→ **Data listing**

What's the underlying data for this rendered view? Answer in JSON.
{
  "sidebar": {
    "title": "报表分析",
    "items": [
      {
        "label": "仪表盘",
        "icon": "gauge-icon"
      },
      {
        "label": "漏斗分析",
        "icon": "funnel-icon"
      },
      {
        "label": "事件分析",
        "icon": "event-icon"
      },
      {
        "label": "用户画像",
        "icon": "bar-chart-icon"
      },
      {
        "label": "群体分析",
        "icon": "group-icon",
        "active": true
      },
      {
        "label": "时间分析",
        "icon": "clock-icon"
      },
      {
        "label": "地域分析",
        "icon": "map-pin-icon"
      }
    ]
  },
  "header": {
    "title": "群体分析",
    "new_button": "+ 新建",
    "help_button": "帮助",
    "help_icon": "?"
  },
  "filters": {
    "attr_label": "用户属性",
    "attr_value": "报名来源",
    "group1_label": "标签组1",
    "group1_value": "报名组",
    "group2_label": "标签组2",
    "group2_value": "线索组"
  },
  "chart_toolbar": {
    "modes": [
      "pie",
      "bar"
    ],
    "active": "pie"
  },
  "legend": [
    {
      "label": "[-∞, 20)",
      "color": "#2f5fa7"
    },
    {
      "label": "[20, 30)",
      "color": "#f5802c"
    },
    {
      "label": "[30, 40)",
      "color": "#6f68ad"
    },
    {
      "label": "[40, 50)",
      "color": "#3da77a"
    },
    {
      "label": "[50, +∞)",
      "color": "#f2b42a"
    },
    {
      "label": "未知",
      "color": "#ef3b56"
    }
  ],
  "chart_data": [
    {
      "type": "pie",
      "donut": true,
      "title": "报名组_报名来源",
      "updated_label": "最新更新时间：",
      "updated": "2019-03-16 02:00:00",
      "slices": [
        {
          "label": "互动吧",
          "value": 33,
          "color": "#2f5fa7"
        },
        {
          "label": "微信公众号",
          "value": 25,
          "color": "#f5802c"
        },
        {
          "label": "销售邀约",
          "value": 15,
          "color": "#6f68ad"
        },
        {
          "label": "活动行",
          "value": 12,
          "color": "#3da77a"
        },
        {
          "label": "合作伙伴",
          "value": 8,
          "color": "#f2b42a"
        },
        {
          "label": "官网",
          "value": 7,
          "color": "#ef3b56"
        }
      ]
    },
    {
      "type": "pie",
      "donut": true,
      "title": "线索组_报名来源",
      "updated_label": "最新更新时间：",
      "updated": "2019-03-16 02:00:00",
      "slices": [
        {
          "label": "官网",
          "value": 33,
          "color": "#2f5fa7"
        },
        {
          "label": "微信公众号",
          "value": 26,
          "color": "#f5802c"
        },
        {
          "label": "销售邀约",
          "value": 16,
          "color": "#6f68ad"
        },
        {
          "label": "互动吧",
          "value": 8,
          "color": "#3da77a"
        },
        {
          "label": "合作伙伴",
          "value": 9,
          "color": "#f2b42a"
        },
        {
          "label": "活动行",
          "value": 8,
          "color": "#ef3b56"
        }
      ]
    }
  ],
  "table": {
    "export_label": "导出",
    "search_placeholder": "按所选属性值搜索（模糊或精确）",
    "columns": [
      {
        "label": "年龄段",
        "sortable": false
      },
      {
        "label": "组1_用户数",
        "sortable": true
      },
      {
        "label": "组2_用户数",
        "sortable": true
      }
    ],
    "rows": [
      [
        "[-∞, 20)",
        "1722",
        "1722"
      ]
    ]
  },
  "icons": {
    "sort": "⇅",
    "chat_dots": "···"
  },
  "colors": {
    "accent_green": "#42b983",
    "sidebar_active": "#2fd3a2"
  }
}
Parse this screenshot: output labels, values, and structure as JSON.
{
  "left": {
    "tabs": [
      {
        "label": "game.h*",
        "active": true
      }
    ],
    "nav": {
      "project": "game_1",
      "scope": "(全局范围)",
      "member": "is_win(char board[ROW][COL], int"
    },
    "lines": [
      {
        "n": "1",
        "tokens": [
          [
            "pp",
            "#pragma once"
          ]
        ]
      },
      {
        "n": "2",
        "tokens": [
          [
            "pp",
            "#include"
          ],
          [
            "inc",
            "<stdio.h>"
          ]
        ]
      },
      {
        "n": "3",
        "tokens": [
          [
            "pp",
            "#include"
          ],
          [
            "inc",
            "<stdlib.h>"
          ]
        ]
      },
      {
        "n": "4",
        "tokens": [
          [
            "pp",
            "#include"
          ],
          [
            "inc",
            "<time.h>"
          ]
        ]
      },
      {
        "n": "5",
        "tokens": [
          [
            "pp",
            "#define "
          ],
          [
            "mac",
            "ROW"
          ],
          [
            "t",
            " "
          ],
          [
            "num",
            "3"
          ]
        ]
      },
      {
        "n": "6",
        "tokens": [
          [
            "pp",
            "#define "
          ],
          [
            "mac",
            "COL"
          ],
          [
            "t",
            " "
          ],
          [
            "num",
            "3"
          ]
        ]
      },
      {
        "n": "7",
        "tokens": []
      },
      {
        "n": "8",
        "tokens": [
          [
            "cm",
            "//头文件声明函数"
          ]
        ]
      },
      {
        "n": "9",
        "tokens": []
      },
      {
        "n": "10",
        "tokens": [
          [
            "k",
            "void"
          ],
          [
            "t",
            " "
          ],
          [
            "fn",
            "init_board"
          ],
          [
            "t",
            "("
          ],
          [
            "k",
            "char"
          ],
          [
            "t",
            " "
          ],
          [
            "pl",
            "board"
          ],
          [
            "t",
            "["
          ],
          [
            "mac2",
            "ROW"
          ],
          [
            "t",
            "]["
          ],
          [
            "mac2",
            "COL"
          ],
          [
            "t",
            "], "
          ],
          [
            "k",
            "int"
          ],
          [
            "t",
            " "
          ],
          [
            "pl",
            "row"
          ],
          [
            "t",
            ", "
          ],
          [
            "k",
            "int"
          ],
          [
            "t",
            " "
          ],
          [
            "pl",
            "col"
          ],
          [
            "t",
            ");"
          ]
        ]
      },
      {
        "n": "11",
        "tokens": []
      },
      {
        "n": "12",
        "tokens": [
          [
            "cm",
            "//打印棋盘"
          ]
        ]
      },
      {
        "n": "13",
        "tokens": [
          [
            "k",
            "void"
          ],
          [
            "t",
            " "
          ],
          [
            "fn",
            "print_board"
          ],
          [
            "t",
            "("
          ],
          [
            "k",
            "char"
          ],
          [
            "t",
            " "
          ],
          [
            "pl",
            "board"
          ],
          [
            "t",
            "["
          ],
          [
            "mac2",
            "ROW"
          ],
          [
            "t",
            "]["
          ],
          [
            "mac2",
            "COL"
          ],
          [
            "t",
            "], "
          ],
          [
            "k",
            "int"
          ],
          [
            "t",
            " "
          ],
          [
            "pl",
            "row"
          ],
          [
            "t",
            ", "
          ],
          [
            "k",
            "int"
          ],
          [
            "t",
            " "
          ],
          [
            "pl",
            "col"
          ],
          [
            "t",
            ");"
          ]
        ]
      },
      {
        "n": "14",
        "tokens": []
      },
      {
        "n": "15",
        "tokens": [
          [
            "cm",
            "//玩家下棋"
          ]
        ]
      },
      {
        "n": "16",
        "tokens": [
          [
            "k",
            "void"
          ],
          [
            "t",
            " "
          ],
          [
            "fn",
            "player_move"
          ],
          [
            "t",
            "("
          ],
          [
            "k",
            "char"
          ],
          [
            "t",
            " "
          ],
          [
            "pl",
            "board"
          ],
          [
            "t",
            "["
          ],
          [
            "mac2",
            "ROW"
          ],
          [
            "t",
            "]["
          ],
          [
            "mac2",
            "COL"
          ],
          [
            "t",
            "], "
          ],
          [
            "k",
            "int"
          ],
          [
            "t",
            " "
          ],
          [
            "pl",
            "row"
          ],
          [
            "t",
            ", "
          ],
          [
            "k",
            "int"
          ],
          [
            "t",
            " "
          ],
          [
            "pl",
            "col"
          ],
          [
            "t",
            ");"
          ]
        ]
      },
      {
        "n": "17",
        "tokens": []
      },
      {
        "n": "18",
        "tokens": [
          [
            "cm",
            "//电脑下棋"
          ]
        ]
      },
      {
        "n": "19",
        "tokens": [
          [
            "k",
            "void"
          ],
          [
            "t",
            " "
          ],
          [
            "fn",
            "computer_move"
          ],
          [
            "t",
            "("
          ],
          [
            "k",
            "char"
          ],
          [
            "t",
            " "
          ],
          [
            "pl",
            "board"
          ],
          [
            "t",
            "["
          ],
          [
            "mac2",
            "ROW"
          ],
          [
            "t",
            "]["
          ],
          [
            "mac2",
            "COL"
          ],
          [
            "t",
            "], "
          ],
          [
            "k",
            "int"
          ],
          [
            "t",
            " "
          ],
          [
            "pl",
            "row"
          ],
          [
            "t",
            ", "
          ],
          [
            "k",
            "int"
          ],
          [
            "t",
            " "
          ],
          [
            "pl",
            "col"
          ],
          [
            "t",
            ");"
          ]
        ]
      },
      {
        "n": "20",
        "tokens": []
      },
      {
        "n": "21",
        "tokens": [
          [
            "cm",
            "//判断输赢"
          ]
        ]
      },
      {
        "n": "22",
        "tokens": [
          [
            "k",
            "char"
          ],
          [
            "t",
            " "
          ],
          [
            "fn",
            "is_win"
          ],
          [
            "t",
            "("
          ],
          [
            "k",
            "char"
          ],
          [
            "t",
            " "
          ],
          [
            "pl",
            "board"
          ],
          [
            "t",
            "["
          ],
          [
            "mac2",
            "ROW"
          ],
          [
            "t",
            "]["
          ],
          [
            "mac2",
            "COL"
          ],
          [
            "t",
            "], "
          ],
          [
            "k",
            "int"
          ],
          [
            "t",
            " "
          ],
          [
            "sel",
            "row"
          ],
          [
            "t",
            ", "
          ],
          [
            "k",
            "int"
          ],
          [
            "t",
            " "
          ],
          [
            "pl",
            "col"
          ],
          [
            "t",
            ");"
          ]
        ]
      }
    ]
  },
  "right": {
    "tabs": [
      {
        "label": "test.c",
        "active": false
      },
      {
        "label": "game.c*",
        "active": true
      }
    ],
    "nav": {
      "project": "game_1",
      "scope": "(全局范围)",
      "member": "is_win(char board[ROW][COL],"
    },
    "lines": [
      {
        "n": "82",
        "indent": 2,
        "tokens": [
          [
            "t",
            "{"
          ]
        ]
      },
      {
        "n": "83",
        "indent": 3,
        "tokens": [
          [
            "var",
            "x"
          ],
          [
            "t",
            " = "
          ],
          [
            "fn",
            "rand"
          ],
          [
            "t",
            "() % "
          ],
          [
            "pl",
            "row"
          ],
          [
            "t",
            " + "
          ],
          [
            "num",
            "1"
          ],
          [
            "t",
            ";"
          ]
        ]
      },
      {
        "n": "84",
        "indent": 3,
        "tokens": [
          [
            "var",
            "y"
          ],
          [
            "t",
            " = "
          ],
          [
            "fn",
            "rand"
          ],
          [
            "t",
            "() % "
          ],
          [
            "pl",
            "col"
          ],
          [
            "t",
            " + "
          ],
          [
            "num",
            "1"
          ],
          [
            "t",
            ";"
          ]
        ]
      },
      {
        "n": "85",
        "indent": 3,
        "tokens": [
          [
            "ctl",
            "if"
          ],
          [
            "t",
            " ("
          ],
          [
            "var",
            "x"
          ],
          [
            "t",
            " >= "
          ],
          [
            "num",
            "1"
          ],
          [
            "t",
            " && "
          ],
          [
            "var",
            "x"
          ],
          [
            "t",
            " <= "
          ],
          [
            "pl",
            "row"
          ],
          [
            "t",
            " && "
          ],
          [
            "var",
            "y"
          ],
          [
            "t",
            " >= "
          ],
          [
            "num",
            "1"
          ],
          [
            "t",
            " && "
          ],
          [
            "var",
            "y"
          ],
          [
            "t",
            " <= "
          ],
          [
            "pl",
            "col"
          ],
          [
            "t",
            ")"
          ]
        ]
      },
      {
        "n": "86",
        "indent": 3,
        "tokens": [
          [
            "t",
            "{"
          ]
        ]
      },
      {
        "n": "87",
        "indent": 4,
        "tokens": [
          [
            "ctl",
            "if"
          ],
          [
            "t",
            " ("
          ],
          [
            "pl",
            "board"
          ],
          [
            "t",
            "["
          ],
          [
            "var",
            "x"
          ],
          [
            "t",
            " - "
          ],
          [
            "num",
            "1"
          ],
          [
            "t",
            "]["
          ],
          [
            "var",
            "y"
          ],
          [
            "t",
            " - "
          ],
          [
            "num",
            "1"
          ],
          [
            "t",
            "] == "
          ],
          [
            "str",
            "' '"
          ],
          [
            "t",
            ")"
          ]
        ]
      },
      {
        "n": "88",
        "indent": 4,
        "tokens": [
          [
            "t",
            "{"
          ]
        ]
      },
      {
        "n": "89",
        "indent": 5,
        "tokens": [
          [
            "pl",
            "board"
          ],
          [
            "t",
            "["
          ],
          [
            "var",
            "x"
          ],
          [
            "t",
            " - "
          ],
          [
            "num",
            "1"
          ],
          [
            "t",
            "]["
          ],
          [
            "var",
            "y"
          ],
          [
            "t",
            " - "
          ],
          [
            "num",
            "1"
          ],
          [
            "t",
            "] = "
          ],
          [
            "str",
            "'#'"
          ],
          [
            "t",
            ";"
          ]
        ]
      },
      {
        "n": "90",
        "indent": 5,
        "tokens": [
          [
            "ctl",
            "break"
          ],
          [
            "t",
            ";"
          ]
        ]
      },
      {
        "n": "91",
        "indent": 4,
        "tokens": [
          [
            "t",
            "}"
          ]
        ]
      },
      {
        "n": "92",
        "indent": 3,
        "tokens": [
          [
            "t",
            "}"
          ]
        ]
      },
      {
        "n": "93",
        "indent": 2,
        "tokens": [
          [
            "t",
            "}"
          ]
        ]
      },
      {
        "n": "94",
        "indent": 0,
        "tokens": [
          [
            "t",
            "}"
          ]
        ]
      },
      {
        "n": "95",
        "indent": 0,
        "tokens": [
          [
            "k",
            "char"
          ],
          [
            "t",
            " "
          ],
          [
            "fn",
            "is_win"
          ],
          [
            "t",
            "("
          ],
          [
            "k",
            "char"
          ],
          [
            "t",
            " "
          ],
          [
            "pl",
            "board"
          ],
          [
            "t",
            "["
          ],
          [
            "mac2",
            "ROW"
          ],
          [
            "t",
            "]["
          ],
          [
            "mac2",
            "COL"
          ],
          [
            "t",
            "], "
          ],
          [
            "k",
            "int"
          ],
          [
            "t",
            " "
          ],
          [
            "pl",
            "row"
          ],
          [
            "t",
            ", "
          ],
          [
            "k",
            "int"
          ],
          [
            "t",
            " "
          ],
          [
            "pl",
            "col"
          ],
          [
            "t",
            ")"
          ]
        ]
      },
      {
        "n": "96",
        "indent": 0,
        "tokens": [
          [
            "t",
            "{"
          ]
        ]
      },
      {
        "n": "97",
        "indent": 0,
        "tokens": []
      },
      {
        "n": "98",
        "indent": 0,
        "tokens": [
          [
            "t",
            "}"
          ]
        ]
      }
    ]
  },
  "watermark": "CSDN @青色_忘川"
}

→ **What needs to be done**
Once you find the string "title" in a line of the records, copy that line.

→ **Written response**
    "title": "报表分析",
    "title": "群体分析",
      "title": "报名组_报名来源",
      "title": "线索组_报名来源",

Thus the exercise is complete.